(Saved entries)
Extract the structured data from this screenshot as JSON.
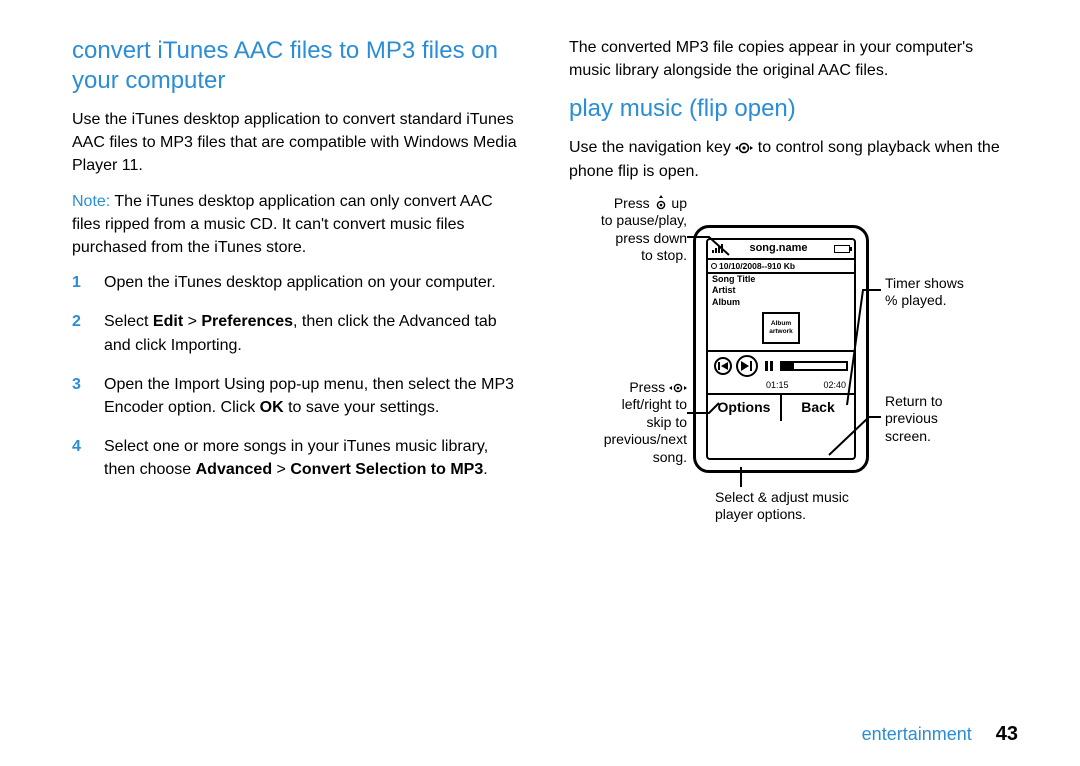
{
  "col_left": {
    "h2": "convert iTunes AAC files to MP3 files on your computer",
    "p1": "Use the iTunes desktop application to convert standard iTunes AAC files to MP3 files that are compatible with Windows Media Player 11.",
    "note_label": "Note:",
    "note_body": " The iTunes desktop application can only convert AAC files ripped from a music CD. It can't convert music files purchased from the iTunes store.",
    "steps": [
      {
        "num": "1",
        "html": "Open the iTunes desktop application on your computer."
      },
      {
        "num": "2",
        "html": "Select <b>Edit</b> > <b>Preferences</b>, then click the Advanced tab and click Importing."
      },
      {
        "num": "3",
        "html": "Open the Import Using pop-up menu, then select the MP3 Encoder option. Click <b>OK</b> to save your settings."
      },
      {
        "num": "4",
        "html": "Select one or more songs in your iTunes music library, then choose <b>Advanced</b> > <b>Convert Selection to MP3</b>."
      }
    ]
  },
  "col_right": {
    "p1": "The converted MP3 file copies appear in your computer's music library alongside the original AAC files.",
    "h2": "play music (flip open)",
    "p2a": "Use the navigation key ",
    "p2b": " to control song playback when the phone flip is open.",
    "callouts": {
      "up": "Press       up\nto pause/play,\npress down\nto stop.",
      "up_pre": "Press ",
      "up_post": " up",
      "up_l2": "to pause/play,",
      "up_l3": "press down",
      "up_l4": "to stop.",
      "leftright_pre": "Press ",
      "leftright_post": "",
      "leftright_l2": "left/right to",
      "leftright_l3": "skip to",
      "leftright_l4": "previous/next",
      "leftright_l5": "song.",
      "timer_l1": "Timer shows",
      "timer_l2": "% played.",
      "back_l1": "Return to",
      "back_l2": "previous",
      "back_l3": "screen.",
      "options_l1": "Select & adjust music",
      "options_l2": "player options."
    },
    "phone": {
      "title": "song.name",
      "date": "10/10/2008--910 Kb",
      "meta1": "Song Title",
      "meta2": "Artist",
      "meta3": "Album",
      "artwork": "Album artwork",
      "t_elapsed": "01:15",
      "t_total": "02:40",
      "soft_left": "Options",
      "soft_right": "Back"
    }
  },
  "footer": {
    "section": "entertainment",
    "page": "43"
  }
}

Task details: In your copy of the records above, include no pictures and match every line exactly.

Exercise output:
Extract the structured data from this screenshot as JSON.
{
  "col_left": {
    "h2": "convert iTunes AAC files to MP3 files on your computer",
    "p1": "Use the iTunes desktop application to convert standard iTunes AAC files to MP3 files that are compatible with Windows Media Player 11.",
    "note_label": "Note:",
    "note_body": " The iTunes desktop application can only convert AAC files ripped from a music CD. It can't convert music files purchased from the iTunes store.",
    "steps": [
      {
        "num": "1",
        "html": "Open the iTunes desktop application on your computer."
      },
      {
        "num": "2",
        "html": "Select <b>Edit</b> > <b>Preferences</b>, then click the Advanced tab and click Importing."
      },
      {
        "num": "3",
        "html": "Open the Import Using pop-up menu, then select the MP3 Encoder option. Click <b>OK</b> to save your settings."
      },
      {
        "num": "4",
        "html": "Select one or more songs in your iTunes music library, then choose <b>Advanced</b> > <b>Convert Selection to MP3</b>."
      }
    ]
  },
  "col_right": {
    "p1": "The converted MP3 file copies appear in your computer's music library alongside the original AAC files.",
    "h2": "play music (flip open)",
    "p2a": "Use the navigation key ",
    "p2b": " to control song playback when the phone flip is open.",
    "callouts": {
      "up": "Press       up\nto pause/play,\npress down\nto stop.",
      "up_pre": "Press ",
      "up_post": " up",
      "up_l2": "to pause/play,",
      "up_l3": "press down",
      "up_l4": "to stop.",
      "leftright_pre": "Press ",
      "leftright_post": "",
      "leftright_l2": "left/right to",
      "leftright_l3": "skip to",
      "leftright_l4": "previous/next",
      "leftright_l5": "song.",
      "timer_l1": "Timer shows",
      "timer_l2": "% played.",
      "back_l1": "Return to",
      "back_l2": "previous",
      "back_l3": "screen.",
      "options_l1": "Select & adjust music",
      "options_l2": "player options."
    },
    "phone": {
      "title": "song.name",
      "date": "10/10/2008--910 Kb",
      "meta1": "Song Title",
      "meta2": "Artist",
      "meta3": "Album",
      "artwork": "Album artwork",
      "t_elapsed": "01:15",
      "t_total": "02:40",
      "soft_left": "Options",
      "soft_right": "Back"
    }
  },
  "footer": {
    "section": "entertainment",
    "page": "43"
  }
}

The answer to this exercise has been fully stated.